• _Your goal_
Your answer is one number: the count of lines below that hold the word "LOJA".

:::::

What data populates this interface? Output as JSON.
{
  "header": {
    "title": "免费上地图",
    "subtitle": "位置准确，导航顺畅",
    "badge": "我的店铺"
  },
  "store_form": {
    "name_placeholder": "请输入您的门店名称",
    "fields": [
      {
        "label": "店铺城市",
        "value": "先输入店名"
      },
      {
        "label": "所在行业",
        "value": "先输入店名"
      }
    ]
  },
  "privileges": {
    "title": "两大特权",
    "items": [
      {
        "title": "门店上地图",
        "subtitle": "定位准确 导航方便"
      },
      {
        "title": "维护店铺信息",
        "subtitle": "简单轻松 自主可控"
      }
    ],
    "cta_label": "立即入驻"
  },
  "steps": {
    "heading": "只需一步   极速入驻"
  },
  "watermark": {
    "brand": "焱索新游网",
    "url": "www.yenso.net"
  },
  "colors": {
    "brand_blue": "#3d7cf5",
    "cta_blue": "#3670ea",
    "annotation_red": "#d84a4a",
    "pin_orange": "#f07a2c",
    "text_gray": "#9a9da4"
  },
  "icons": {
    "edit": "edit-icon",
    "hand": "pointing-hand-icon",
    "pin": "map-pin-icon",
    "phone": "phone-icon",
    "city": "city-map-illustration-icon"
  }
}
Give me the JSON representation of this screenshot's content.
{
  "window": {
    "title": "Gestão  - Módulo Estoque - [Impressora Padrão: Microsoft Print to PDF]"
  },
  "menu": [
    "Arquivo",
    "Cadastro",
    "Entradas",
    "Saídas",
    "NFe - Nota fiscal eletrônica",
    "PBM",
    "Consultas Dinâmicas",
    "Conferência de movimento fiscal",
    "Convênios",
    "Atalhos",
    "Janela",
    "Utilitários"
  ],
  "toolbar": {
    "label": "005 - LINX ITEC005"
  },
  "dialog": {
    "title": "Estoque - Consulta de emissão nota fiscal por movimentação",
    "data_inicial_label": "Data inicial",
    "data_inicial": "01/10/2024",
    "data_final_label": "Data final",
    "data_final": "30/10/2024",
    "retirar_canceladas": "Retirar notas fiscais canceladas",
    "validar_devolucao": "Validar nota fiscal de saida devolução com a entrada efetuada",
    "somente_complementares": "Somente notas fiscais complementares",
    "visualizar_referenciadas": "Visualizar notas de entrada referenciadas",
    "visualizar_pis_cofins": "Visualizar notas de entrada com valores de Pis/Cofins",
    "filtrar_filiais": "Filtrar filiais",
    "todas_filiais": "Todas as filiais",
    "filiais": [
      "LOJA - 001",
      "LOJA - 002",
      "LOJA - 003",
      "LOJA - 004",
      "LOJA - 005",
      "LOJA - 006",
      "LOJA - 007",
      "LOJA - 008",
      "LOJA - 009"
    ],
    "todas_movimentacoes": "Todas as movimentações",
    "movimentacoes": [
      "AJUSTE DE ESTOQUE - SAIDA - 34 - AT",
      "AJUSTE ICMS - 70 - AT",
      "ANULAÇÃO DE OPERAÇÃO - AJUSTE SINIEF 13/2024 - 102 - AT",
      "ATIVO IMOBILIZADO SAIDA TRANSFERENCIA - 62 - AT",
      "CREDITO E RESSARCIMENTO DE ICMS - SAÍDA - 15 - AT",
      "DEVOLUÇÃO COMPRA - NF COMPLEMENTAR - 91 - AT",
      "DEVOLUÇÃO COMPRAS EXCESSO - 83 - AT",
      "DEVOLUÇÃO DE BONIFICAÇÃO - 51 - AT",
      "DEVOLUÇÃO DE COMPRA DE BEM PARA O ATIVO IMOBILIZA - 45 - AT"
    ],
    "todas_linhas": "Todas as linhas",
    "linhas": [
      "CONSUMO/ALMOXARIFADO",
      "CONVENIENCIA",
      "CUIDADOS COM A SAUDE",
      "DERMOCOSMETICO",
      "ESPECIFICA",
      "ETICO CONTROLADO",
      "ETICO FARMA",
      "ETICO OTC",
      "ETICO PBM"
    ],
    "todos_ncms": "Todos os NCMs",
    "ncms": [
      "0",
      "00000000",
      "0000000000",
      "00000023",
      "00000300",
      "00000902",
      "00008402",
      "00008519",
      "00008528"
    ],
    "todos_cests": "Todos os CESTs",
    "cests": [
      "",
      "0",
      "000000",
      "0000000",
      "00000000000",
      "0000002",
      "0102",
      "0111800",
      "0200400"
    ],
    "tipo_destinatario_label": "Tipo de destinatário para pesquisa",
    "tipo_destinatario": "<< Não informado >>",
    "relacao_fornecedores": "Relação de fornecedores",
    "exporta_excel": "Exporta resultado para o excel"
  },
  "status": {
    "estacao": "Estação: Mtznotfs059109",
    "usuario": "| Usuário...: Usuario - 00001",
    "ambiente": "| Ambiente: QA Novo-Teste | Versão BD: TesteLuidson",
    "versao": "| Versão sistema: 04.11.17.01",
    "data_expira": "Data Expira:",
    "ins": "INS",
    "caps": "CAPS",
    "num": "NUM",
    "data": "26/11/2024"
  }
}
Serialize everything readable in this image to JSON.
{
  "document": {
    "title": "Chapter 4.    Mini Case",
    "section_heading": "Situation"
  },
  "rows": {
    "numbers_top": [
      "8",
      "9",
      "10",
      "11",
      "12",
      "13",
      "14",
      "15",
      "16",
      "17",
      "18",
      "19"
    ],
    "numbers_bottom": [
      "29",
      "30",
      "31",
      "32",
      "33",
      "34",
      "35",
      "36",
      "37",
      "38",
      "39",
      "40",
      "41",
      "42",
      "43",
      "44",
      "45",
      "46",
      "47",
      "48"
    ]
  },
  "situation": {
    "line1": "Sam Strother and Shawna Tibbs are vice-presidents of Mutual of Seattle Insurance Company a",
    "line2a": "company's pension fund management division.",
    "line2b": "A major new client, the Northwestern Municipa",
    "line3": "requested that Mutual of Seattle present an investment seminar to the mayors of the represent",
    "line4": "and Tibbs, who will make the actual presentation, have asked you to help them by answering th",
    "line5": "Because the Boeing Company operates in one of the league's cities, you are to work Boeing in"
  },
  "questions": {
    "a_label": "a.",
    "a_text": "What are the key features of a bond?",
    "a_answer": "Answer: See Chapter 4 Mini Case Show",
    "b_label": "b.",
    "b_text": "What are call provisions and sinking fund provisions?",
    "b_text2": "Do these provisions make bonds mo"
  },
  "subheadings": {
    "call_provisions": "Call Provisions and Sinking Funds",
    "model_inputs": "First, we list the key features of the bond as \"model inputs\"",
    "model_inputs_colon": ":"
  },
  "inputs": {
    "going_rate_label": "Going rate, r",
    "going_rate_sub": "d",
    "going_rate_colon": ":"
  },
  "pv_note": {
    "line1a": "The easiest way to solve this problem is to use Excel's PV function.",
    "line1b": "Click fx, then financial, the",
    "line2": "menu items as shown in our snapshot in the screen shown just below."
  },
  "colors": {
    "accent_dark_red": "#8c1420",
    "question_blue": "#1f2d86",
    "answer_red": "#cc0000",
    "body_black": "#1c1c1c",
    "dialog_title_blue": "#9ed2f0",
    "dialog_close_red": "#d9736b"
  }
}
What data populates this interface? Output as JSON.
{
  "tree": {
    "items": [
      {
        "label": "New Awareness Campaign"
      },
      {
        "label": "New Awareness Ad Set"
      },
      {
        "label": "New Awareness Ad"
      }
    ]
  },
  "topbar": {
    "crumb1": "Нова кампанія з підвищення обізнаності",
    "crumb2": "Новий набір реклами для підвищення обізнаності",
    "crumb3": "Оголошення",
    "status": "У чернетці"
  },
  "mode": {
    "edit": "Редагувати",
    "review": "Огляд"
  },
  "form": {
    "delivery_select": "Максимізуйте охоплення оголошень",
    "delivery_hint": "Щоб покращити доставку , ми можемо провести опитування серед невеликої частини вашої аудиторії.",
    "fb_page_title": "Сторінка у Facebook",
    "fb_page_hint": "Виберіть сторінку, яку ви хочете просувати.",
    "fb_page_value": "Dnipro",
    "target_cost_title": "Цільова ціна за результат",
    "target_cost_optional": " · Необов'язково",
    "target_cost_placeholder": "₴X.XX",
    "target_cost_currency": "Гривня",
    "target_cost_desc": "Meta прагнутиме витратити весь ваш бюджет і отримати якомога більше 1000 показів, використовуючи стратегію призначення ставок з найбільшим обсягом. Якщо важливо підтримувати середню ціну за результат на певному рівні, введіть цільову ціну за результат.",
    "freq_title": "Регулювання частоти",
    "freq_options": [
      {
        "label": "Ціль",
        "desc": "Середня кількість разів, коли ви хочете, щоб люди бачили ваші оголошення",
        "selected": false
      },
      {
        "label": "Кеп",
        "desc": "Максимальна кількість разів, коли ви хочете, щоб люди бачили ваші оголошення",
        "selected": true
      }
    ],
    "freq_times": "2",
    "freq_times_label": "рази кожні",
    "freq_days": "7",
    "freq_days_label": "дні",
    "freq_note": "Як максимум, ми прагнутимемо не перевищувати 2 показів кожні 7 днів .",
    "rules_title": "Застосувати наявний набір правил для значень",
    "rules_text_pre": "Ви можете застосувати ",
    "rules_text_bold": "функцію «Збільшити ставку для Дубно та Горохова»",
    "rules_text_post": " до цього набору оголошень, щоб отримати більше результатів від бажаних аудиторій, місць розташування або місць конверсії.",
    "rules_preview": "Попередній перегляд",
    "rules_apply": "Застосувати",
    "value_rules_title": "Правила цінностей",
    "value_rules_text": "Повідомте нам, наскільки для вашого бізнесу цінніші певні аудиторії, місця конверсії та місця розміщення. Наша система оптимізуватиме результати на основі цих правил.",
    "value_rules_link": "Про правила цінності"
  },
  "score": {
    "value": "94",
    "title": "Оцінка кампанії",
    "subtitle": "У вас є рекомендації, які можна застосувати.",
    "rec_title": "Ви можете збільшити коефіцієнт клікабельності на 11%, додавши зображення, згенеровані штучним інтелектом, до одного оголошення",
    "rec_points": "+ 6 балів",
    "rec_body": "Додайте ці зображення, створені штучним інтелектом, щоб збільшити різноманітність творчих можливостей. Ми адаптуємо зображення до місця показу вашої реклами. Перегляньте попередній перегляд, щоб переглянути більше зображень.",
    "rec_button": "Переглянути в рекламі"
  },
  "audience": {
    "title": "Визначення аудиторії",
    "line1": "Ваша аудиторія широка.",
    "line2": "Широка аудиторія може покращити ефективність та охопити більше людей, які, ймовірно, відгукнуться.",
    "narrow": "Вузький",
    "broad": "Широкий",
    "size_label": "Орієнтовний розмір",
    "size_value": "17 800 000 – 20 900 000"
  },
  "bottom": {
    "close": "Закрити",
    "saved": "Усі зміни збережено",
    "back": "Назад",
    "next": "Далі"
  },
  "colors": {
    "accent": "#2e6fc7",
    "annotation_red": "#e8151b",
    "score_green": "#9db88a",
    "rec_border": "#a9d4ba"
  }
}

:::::

• _Solution to this task_
9